▶ **Work instructions**: Quote the whole listing word for word, please.
◆ ◆ ◆ ◆
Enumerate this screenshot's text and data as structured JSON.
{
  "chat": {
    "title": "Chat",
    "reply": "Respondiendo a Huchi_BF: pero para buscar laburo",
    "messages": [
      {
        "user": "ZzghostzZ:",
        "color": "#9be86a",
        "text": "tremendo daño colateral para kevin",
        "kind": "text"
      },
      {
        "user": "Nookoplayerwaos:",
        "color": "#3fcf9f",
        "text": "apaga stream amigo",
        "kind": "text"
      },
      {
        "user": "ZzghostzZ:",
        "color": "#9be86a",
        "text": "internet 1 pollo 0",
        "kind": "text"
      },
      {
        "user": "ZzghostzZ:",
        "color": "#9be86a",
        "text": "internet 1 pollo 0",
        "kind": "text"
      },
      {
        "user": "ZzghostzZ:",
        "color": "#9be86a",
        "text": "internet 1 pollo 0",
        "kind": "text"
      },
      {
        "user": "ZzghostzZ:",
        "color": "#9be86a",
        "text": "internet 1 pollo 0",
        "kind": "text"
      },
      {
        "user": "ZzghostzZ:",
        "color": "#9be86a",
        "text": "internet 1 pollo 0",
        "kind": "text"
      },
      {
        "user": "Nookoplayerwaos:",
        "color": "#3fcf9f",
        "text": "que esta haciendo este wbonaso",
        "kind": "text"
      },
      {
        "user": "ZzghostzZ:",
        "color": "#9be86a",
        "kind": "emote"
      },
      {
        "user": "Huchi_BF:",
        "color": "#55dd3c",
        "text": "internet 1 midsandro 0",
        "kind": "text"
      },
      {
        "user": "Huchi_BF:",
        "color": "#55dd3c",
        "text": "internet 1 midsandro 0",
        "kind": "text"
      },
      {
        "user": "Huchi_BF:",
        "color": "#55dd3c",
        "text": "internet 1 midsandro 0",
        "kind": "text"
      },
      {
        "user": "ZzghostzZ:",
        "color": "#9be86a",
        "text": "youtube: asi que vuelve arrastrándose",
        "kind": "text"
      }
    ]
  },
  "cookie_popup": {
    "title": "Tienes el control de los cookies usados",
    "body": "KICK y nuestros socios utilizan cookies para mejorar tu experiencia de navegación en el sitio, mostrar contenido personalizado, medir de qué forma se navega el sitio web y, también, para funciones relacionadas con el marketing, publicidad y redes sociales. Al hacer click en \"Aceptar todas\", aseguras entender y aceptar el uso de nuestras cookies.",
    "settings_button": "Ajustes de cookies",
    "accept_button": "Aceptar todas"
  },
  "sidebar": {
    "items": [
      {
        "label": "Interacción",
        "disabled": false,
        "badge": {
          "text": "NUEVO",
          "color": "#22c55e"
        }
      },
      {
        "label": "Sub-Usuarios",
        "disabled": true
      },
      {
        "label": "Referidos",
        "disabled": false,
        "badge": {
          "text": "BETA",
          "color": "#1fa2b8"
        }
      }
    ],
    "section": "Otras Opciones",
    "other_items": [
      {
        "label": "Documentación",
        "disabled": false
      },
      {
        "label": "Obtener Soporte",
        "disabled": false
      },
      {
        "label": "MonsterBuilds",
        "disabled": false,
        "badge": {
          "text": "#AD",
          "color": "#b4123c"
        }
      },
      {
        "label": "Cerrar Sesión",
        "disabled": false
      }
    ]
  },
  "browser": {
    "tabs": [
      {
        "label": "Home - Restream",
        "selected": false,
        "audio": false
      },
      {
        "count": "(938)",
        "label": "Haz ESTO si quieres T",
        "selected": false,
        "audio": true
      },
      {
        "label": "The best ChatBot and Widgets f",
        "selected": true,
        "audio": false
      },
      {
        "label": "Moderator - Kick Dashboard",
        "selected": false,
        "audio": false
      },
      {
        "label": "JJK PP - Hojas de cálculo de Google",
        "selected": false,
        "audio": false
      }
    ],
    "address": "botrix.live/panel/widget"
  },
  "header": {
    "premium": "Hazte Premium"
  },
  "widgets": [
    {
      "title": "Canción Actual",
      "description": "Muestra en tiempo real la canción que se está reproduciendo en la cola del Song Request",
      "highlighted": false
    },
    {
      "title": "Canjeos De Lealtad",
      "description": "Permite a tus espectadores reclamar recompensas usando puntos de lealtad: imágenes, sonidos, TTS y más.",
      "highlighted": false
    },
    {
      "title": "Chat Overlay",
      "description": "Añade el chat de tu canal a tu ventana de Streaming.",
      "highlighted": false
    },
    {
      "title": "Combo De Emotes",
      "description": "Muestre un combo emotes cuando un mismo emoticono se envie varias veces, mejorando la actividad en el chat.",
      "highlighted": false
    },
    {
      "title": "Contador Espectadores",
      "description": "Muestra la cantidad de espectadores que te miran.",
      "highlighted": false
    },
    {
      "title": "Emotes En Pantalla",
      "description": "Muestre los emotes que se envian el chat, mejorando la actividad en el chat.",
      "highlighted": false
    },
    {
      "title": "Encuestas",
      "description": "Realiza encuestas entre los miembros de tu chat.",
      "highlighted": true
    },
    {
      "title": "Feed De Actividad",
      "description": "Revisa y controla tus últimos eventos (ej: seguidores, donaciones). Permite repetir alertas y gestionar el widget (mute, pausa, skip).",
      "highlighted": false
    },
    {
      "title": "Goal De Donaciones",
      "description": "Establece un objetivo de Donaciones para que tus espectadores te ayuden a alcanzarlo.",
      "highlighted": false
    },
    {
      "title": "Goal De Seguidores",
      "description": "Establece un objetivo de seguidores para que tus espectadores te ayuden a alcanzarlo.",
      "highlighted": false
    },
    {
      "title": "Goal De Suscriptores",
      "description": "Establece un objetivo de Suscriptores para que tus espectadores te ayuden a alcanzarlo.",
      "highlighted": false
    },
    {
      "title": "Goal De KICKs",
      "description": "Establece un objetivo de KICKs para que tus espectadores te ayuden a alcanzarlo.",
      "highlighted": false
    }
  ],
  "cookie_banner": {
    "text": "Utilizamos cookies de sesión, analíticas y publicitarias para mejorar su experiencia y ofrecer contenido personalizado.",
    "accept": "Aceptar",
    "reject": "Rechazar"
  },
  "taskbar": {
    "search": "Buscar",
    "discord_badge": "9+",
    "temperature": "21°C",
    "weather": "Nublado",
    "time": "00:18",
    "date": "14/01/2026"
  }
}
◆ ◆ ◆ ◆
▶ **Answer to this exercise**:
Enumerate this screenshot's text and data as structured JSON.
{
  "chat": {
    "title": "Chat",
    "reply": "Respondiendo a Huchi_BF: pero para buscar laburo",
    "messages": [
      {
        "user": "ZzghostzZ:",
        "color": "#9be86a",
        "text": "tremendo daño colateral para kevin",
        "kind": "text"
      },
      {
        "user": "Nookoplayerwaos:",
        "color": "#3fcf9f",
        "text": "apaga stream amigo",
        "kind": "text"
      },
      {
        "user": "ZzghostzZ:",
        "color": "#9be86a",
        "text": "internet 1 pollo 0",
        "kind": "text"
      },
      {
        "user": "ZzghostzZ:",
        "color": "#9be86a",
        "text": "internet 1 pollo 0",
        "kind": "text"
      },
      {
        "user": "ZzghostzZ:",
        "color": "#9be86a",
        "text": "internet 1 pollo 0",
        "kind": "text"
      },
      {
        "user": "ZzghostzZ:",
        "color": "#9be86a",
        "text": "internet 1 pollo 0",
        "kind": "text"
      },
      {
        "user": "ZzghostzZ:",
        "color": "#9be86a",
        "text": "internet 1 pollo 0",
        "kind": "text"
      },
      {
        "user": "Nookoplayerwaos:",
        "color": "#3fcf9f",
        "text": "que esta haciendo este wbonaso",
        "kind": "text"
      },
      {
        "user": "ZzghostzZ:",
        "color": "#9be86a",
        "kind": "emote"
      },
      {
        "user": "Huchi_BF:",
        "color": "#55dd3c",
        "text": "internet 1 midsandro 0",
        "kind": "text"
      },
      {
        "user": "Huchi_BF:",
        "color": "#55dd3c",
        "text": "internet 1 midsandro 0",
        "kind": "text"
      },
      {
        "user": "Huchi_BF:",
        "color": "#55dd3c",
        "text": "internet 1 midsandro 0",
        "kind": "text"
      },
      {
        "user": "ZzghostzZ:",
        "color": "#9be86a",
        "text": "youtube: asi que vuelve arrastrándose",
        "kind": "text"
      }
    ]
  },
  "cookie_popup": {
    "title": "Tienes el control de los cookies usados",
    "body": "KICK y nuestros socios utilizan cookies para mejorar tu experiencia de navegación en el sitio, mostrar contenido personalizado, medir de qué forma se navega el sitio web y, también, para funciones relacionadas con el marketing, publicidad y redes sociales. Al hacer click en \"Aceptar todas\", aseguras entender y aceptar el uso de nuestras cookies.",
    "settings_button": "Ajustes de cookies",
    "accept_button": "Aceptar todas"
  },
  "sidebar": {
    "items": [
      {
        "label": "Interacción",
        "disabled": false,
        "badge": {
          "text": "NUEVO",
          "color": "#22c55e"
        }
      },
      {
        "label": "Sub-Usuarios",
        "disabled": true
      },
      {
        "label": "Referidos",
        "disabled": false,
        "badge": {
          "text": "BETA",
          "color": "#1fa2b8"
        }
      }
    ],
    "section": "Otras Opciones",
    "other_items": [
      {
        "label": "Documentación",
        "disabled": false
      },
      {
        "label": "Obtener Soporte",
        "disabled": false
      },
      {
        "label": "MonsterBuilds",
        "disabled": false,
        "badge": {
          "text": "#AD",
          "color": "#b4123c"
        }
      },
      {
        "label": "Cerrar Sesión",
        "disabled": false
      }
    ]
  },
  "browser": {
    "tabs": [
      {
        "label": "Home - Restream",
        "selected": false,
        "audio": false
      },
      {
        "count": "(938)",
        "label": "Haz ESTO si quieres T",
        "selected": false,
        "audio": true
      },
      {
        "label": "The best ChatBot and Widgets f",
        "selected": true,
        "audio": false
      },
      {
        "label": "Moderator - Kick Dashboard",
        "selected": false,
        "audio": false
      },
      {
        "label": "JJK PP - Hojas de cálculo de Google",
        "selected": false,
        "audio": false
      }
    ],
    "address": "botrix.live/panel/widget"
  },
  "header": {
    "premium": "Hazte Premium"
  },
  "widgets": [
    {
      "title": "Canción Actual",
      "description": "Muestra en tiempo real la canción que se está reproduciendo en la cola del Song Request",
      "highlighted": false
    },
    {
      "title": "Canjeos De Lealtad",
      "description": "Permite a tus espectadores reclamar recompensas usando puntos de lealtad: imágenes, sonidos, TTS y más.",
      "highlighted": false
    },
    {
      "title": "Chat Overlay",
      "description": "Añade el chat de tu canal a tu ventana de Streaming.",
      "highlighted": false
    },
    {
      "title": "Combo De Emotes",
      "description": "Muestre un combo emotes cuando un mismo emoticono se envie varias veces, mejorando la actividad en el chat.",
      "highlighted": false
    },
    {
      "title": "Contador Espectadores",
      "description": "Muestra la cantidad de espectadores que te miran.",
      "highlighted": false
    },
    {
      "title": "Emotes En Pantalla",
      "description": "Muestre los emotes que se envian el chat, mejorando la actividad en el chat.",
      "highlighted": false
    },
    {
      "title": "Encuestas",
      "description": "Realiza encuestas entre los miembros de tu chat.",
      "highlighted": true
    },
    {
      "title": "Feed De Actividad",
      "description": "Revisa y controla tus últimos eventos (ej: seguidores, donaciones). Permite repetir alertas y gestionar el widget (mute, pausa, skip).",
      "highlighted": false
    },
    {
      "title": "Goal De Donaciones",
      "description": "Establece un objetivo de Donaciones para que tus espectadores te ayuden a alcanzarlo.",
      "highlighted": false
    },
    {
      "title": "Goal De Seguidores",
      "description": "Establece un objetivo de seguidores para que tus espectadores te ayuden a alcanzarlo.",
      "highlighted": false
    },
    {
      "title": "Goal De Suscriptores",
      "description": "Establece un objetivo de Suscriptores para que tus espectadores te ayuden a alcanzarlo.",
      "highlighted": false
    },
    {
      "title": "Goal De KICKs",
      "description": "Establece un objetivo de KICKs para que tus espectadores te ayuden a alcanzarlo.",
      "highlighted": false
    }
  ],
  "cookie_banner": {
    "text": "Utilizamos cookies de sesión, analíticas y publicitarias para mejorar su experiencia y ofrecer contenido personalizado.",
    "accept": "Aceptar",
    "reject": "Rechazar"
  },
  "taskbar": {
    "search": "Buscar",
    "discord_badge": "9+",
    "temperature": "21°C",
    "weather": "Nublado",
    "time": "00:18",
    "date": "14/01/2026"
  }
}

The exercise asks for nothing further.